The Computer Buzz
||January 14th, 2010|
Nome and Paul Van Middlesworth - owners - The Computer Factory
What’s up with “Magic Jack?”
By now we’ve all seen the MJ (Magicjack) ads on TV. It looks like a really good deal. Instead of paying your local telephone company $25 or more each month, you simply buy the MJ device for $39 and pay $20 a year for the service, a savings of over $200 a year. That doesn’t even count the fact that all your domestic long distance calls are free.
MJ is another implementation of VOIP (voice over Internet protocol), a technology that has been available for the past ten years. It uses your high-speed Internet connection (Cable, DSL or Satellite) instead of the telephone company’s landlines to transmit voice messages.
In addition to providing low cost basic phone service, MJ also provides voice mail, caller ID, call forwarding, call waiting, 3 way conferencing and 411 directory assistance, all for free. The installation is a snap. You simply plug the MJ into any USB port on your PC and allow it to load its software. You then plug your phone line into the MJ and start calling all your friends and relatives.

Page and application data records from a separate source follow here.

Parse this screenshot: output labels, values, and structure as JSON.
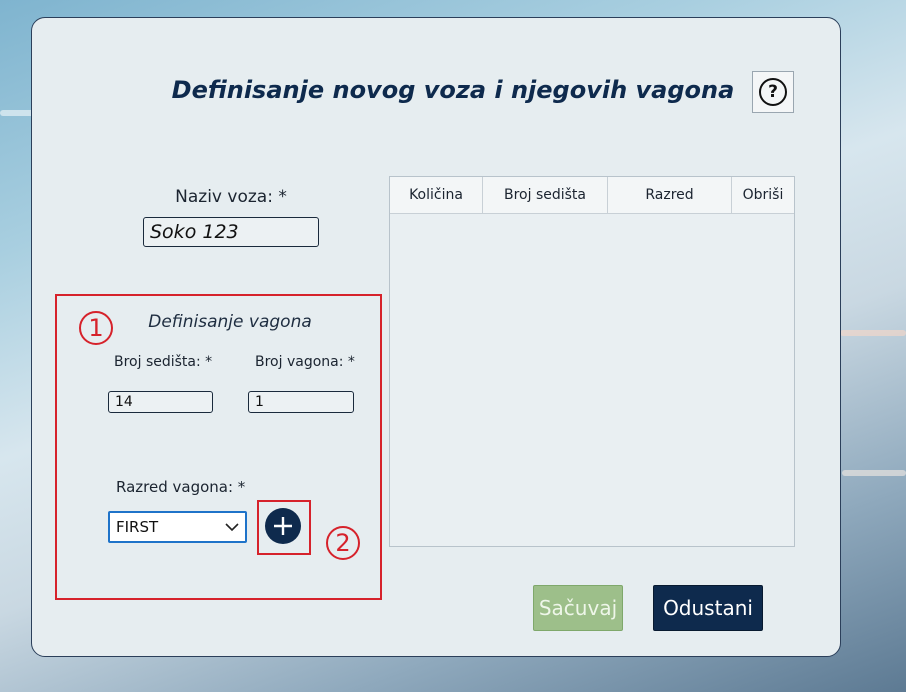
{
  "form": {
    "title": "Definisanje novog voza i njegovih vagona",
    "help_label": "?",
    "train_name_label": "Naziv voza: *",
    "train_name_value": "Soko 123"
  },
  "wagon_section": {
    "title": "Definisanje vagona",
    "seats_label": "Broj sedišta: *",
    "seats_value": "14",
    "wagon_number_label": "Broj vagona: *",
    "wagon_number_value": "1",
    "class_label": "Razred vagona: *",
    "class_value": "FIRST",
    "add_label": "+"
  },
  "table": {
    "columns": [
      "Količina",
      "Broj sedišta",
      "Razred",
      "Obriši"
    ],
    "rows": []
  },
  "actions": {
    "save_label": "Sačuvaj",
    "cancel_label": "Odustani"
  },
  "annotations": {
    "marker_1": "1",
    "marker_2": "2",
    "color": "#d6222b"
  },
  "colors": {
    "primary": "#0e2a4d",
    "save_disabled": "#9dbf8a",
    "select_border": "#1e73c9"
  }
}
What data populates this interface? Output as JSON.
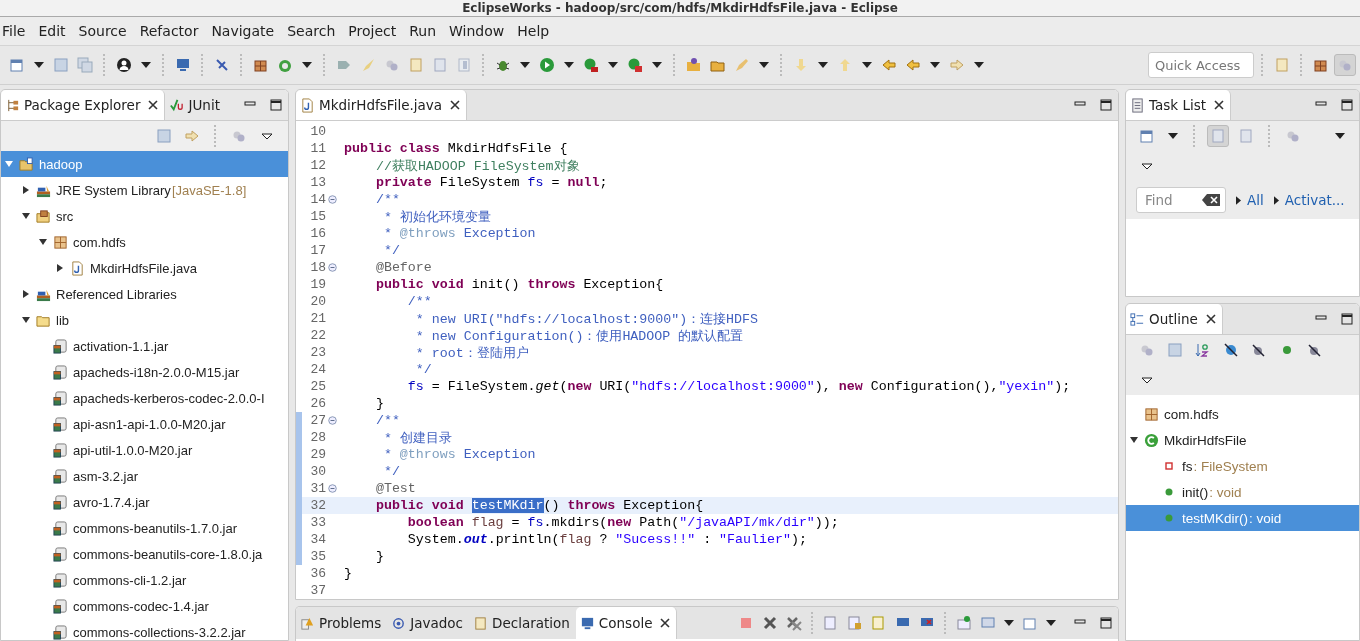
{
  "window": {
    "title": "EclipseWorks - hadoop/src/com/hdfs/MkdirHdfsFile.java - Eclipse"
  },
  "menu": [
    "File",
    "Edit",
    "Source",
    "Refactor",
    "Navigate",
    "Search",
    "Project",
    "Run",
    "Window",
    "Help"
  ],
  "quick_access": {
    "placeholder": "Quick Access"
  },
  "explorer": {
    "tabs": [
      {
        "label": "Package Explorer",
        "selected": true
      },
      {
        "label": "JUnit",
        "selected": false
      }
    ],
    "tree": [
      {
        "kind": "project",
        "label": "hadoop",
        "expanded": true,
        "selected": true,
        "children": [
          {
            "kind": "library",
            "label": "JRE System Library",
            "decoration": "[JavaSE-1.8]",
            "expanded": false,
            "selected": false
          },
          {
            "kind": "srcfolder",
            "label": "src",
            "expanded": true,
            "selected": false,
            "children": [
              {
                "kind": "package",
                "label": "com.hdfs",
                "expanded": true,
                "selected": false,
                "children": [
                  {
                    "kind": "javafile",
                    "label": "MkdirHdfsFile.java",
                    "expanded": false,
                    "selected": false
                  }
                ]
              }
            ]
          },
          {
            "kind": "library",
            "label": "Referenced Libraries",
            "expanded": false,
            "selected": false
          },
          {
            "kind": "folder",
            "label": "lib",
            "expanded": true,
            "selected": false,
            "children": [
              {
                "kind": "jar",
                "label": "activation-1.1.jar",
                "selected": false
              },
              {
                "kind": "jar",
                "label": "apacheds-i18n-2.0.0-M15.jar",
                "selected": false
              },
              {
                "kind": "jar",
                "label": "apacheds-kerberos-codec-2.0.0-I",
                "selected": false
              },
              {
                "kind": "jar",
                "label": "api-asn1-api-1.0.0-M20.jar",
                "selected": false
              },
              {
                "kind": "jar",
                "label": "api-util-1.0.0-M20.jar",
                "selected": false
              },
              {
                "kind": "jar",
                "label": "asm-3.2.jar",
                "selected": false
              },
              {
                "kind": "jar",
                "label": "avro-1.7.4.jar",
                "selected": false
              },
              {
                "kind": "jar",
                "label": "commons-beanutils-1.7.0.jar",
                "selected": false
              },
              {
                "kind": "jar",
                "label": "commons-beanutils-core-1.8.0.ja",
                "selected": false
              },
              {
                "kind": "jar",
                "label": "commons-cli-1.2.jar",
                "selected": false
              },
              {
                "kind": "jar",
                "label": "commons-codec-1.4.jar",
                "selected": false
              },
              {
                "kind": "jar",
                "label": "commons-collections-3.2.2.jar",
                "selected": false
              }
            ]
          }
        ]
      }
    ]
  },
  "editor": {
    "tabs": [
      {
        "label": "MkdirHdfsFile.java",
        "selected": true
      }
    ],
    "lines": [
      {
        "number": "10",
        "fold": false,
        "current": false,
        "changed": false
      },
      {
        "number": "11",
        "fold": false,
        "current": false,
        "changed": false,
        "tokens": [
          {
            "kind": "kw",
            "text": "public class "
          },
          {
            "kind": "plain",
            "text": "MkdirHdfsFile {"
          }
        ]
      },
      {
        "number": "12",
        "fold": false,
        "current": false,
        "changed": false,
        "tokens": [
          {
            "kind": "comment",
            "text": "    //获取HADOOP FileSystem对象"
          }
        ]
      },
      {
        "number": "13",
        "fold": false,
        "current": false,
        "changed": false,
        "tokens": [
          {
            "kind": "kw",
            "text": "    private "
          },
          {
            "kind": "plain",
            "text": "FileSystem "
          },
          {
            "kind": "field",
            "text": "fs"
          },
          {
            "kind": "plain",
            "text": " = "
          },
          {
            "kind": "kw",
            "text": "null"
          },
          {
            "kind": "plain",
            "text": ";"
          }
        ]
      },
      {
        "number": "14",
        "fold": true,
        "current": false,
        "changed": false,
        "tokens": [
          {
            "kind": "javadoc",
            "text": "    /**"
          }
        ]
      },
      {
        "number": "15",
        "fold": false,
        "current": false,
        "changed": false,
        "tokens": [
          {
            "kind": "javadoc",
            "text": "     * 初始化环境变量"
          }
        ]
      },
      {
        "number": "16",
        "fold": false,
        "current": false,
        "changed": false,
        "tokens": [
          {
            "kind": "javadoc",
            "text": "     * "
          },
          {
            "kind": "doctag",
            "text": "@throws"
          },
          {
            "kind": "javadoc",
            "text": " Exception"
          }
        ]
      },
      {
        "number": "17",
        "fold": false,
        "current": false,
        "changed": false,
        "tokens": [
          {
            "kind": "javadoc",
            "text": "     */"
          }
        ]
      },
      {
        "number": "18",
        "fold": true,
        "current": false,
        "changed": false,
        "tokens": [
          {
            "kind": "annotation",
            "text": "    @Before"
          }
        ]
      },
      {
        "number": "19",
        "fold": false,
        "current": false,
        "changed": false,
        "tokens": [
          {
            "kind": "kw",
            "text": "    public void "
          },
          {
            "kind": "plain",
            "text": "init() "
          },
          {
            "kind": "kw",
            "text": "throws "
          },
          {
            "kind": "plain",
            "text": "Exception{"
          }
        ]
      },
      {
        "number": "20",
        "fold": false,
        "current": false,
        "changed": false,
        "tokens": [
          {
            "kind": "javadoc",
            "text": "        /**"
          }
        ]
      },
      {
        "number": "21",
        "fold": false,
        "current": false,
        "changed": false,
        "tokens": [
          {
            "kind": "javadoc",
            "text": "         * new URI(\"hdfs://localhost:9000\")：连接HDFS"
          }
        ]
      },
      {
        "number": "22",
        "fold": false,
        "current": false,
        "changed": false,
        "tokens": [
          {
            "kind": "javadoc",
            "text": "         * new Configuration()：使用HADOOP 的默认配置"
          }
        ]
      },
      {
        "number": "23",
        "fold": false,
        "current": false,
        "changed": false,
        "tokens": [
          {
            "kind": "javadoc",
            "text": "         * root：登陆用户"
          }
        ]
      },
      {
        "number": "24",
        "fold": false,
        "current": false,
        "changed": false,
        "tokens": [
          {
            "kind": "javadoc",
            "text": "         */"
          }
        ]
      },
      {
        "number": "25",
        "fold": false,
        "current": false,
        "changed": false,
        "tokens": [
          {
            "kind": "field",
            "text": "        fs"
          },
          {
            "kind": "plain",
            "text": " = FileSystem."
          },
          {
            "kind": "static",
            "text": "get"
          },
          {
            "kind": "plain",
            "text": "("
          },
          {
            "kind": "kw",
            "text": "new "
          },
          {
            "kind": "plain",
            "text": "URI("
          },
          {
            "kind": "string",
            "text": "\"hdfs://localhost:9000\""
          },
          {
            "kind": "plain",
            "text": "), "
          },
          {
            "kind": "kw",
            "text": "new "
          },
          {
            "kind": "plain",
            "text": "Configuration(),"
          },
          {
            "kind": "string",
            "text": "\"yexin\""
          },
          {
            "kind": "plain",
            "text": ");"
          }
        ]
      },
      {
        "number": "26",
        "fold": false,
        "current": false,
        "changed": false,
        "tokens": [
          {
            "kind": "plain",
            "text": "    }"
          }
        ]
      },
      {
        "number": "27",
        "fold": true,
        "current": false,
        "changed": true,
        "tokens": [
          {
            "kind": "javadoc",
            "text": "    /**"
          }
        ]
      },
      {
        "number": "28",
        "fold": false,
        "current": false,
        "changed": true,
        "tokens": [
          {
            "kind": "javadoc",
            "text": "     * 创建目录"
          }
        ]
      },
      {
        "number": "29",
        "fold": false,
        "current": false,
        "changed": true,
        "tokens": [
          {
            "kind": "javadoc",
            "text": "     * "
          },
          {
            "kind": "doctag",
            "text": "@throws"
          },
          {
            "kind": "javadoc",
            "text": " Exception"
          }
        ]
      },
      {
        "number": "30",
        "fold": false,
        "current": false,
        "changed": true,
        "tokens": [
          {
            "kind": "javadoc",
            "text": "     */"
          }
        ]
      },
      {
        "number": "31",
        "fold": true,
        "current": false,
        "changed": true,
        "tokens": [
          {
            "kind": "annotation",
            "text": "    @Test"
          }
        ]
      },
      {
        "number": "32",
        "fold": false,
        "current": true,
        "changed": true,
        "tokens": [
          {
            "kind": "kw",
            "text": "    public void "
          },
          {
            "kind": "selected",
            "text": "testMKdir"
          },
          {
            "kind": "plain",
            "text": "() "
          },
          {
            "kind": "kw",
            "text": "throws "
          },
          {
            "kind": "plain",
            "text": "Exception{"
          }
        ]
      },
      {
        "number": "33",
        "fold": false,
        "current": false,
        "changed": true,
        "tokens": [
          {
            "kind": "kw",
            "text": "        boolean "
          },
          {
            "kind": "local",
            "text": "flag"
          },
          {
            "kind": "plain",
            "text": " = "
          },
          {
            "kind": "field",
            "text": "fs"
          },
          {
            "kind": "plain",
            "text": ".mkdirs("
          },
          {
            "kind": "kw",
            "text": "new "
          },
          {
            "kind": "plain",
            "text": "Path("
          },
          {
            "kind": "string",
            "text": "\"/javaAPI/mk/dir\""
          },
          {
            "kind": "plain",
            "text": "));"
          }
        ]
      },
      {
        "number": "34",
        "fold": false,
        "current": false,
        "changed": true,
        "tokens": [
          {
            "kind": "plain",
            "text": "        System."
          },
          {
            "kind": "staticfield",
            "text": "out"
          },
          {
            "kind": "plain",
            "text": ".println("
          },
          {
            "kind": "local",
            "text": "flag"
          },
          {
            "kind": "plain",
            "text": " ? "
          },
          {
            "kind": "string",
            "text": "\"Sucess!!\""
          },
          {
            "kind": "plain",
            "text": " : "
          },
          {
            "kind": "string",
            "text": "\"Faulier\""
          },
          {
            "kind": "plain",
            "text": ");"
          }
        ]
      },
      {
        "number": "35",
        "fold": false,
        "current": false,
        "changed": true,
        "tokens": [
          {
            "kind": "plain",
            "text": "    }"
          }
        ]
      },
      {
        "number": "36",
        "fold": false,
        "current": false,
        "changed": false,
        "tokens": [
          {
            "kind": "plain",
            "text": "}"
          }
        ]
      },
      {
        "number": "37",
        "fold": false,
        "current": false,
        "changed": false
      }
    ]
  },
  "task_list": {
    "tabs": [
      {
        "label": "Task List",
        "selected": true
      }
    ],
    "find": {
      "placeholder": "Find"
    },
    "links": [
      "All",
      "Activat..."
    ]
  },
  "outline": {
    "tabs": [
      {
        "label": "Outline",
        "selected": true
      }
    ],
    "tree": [
      {
        "kind": "package",
        "label": "com.hdfs",
        "selected": false
      },
      {
        "kind": "class",
        "label": "MkdirHdfsFile",
        "expanded": true,
        "selected": false,
        "children": [
          {
            "kind": "field",
            "label": "fs",
            "detail": " : FileSystem",
            "selected": false
          },
          {
            "kind": "method",
            "label": "init()",
            "detail": " : void",
            "selected": false
          },
          {
            "kind": "method",
            "label": "testMKdir()",
            "detail": " : void",
            "selected": true
          }
        ]
      }
    ]
  },
  "bottom_panel": {
    "tabs": [
      {
        "label": "Problems",
        "selected": false
      },
      {
        "label": "Javadoc",
        "selected": false
      },
      {
        "label": "Declaration",
        "selected": false
      },
      {
        "label": "Console",
        "selected": true
      }
    ]
  }
}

MJ is selling at the rate of 10,000 installations a day at present, it almost sounds like a no-brainer but there are some factors which might make MJ a bit less attractive. For example, if you already have DSL you cannot stop paying the phone company for basic landline service. It’s part of your “package”. Also, your cell phone may already provide for virtual free local and long distance service within your contract minutes.
Some other downsides of MJ or any Internet based telephone service are that it can’t work when your PC is off, down or when your Internet service is down or when you can’t get on the Internet. Since your VOIP relies on your PC’s Internet connection, you would not have service during a power outage. Telephone landlines don’t use power from your electric utility grid so a power outage rarely affects landline service. In these circumstances incoming calls will be accumulated on MJ’s voice mail server. Hopefully MJ has a very large and reliable voicemail server.
The MJ EULA (end user licensing agreement) has this troublesome statement.
“You also understand and agree that use of Magicjack device and software will include advertisements and that these advertisements are necessary for the Magicjack device to work… Our computers may analyze the phone numbers you call in order to improve the relevance of the ads.”
While it is politically incorrect to notice, the syntax of the EULA statement sounds strangely Asian. This is a license to track user telephone calling patterns. The stated purpose is to help them better spam you and the people you call and that is bad enough but what stops them from selling this information to others?
To us MJ sounds like it might be a useful and money saving service in some limited circumstances but it doesn’t look like a viable alternative for most landline and cell phone users.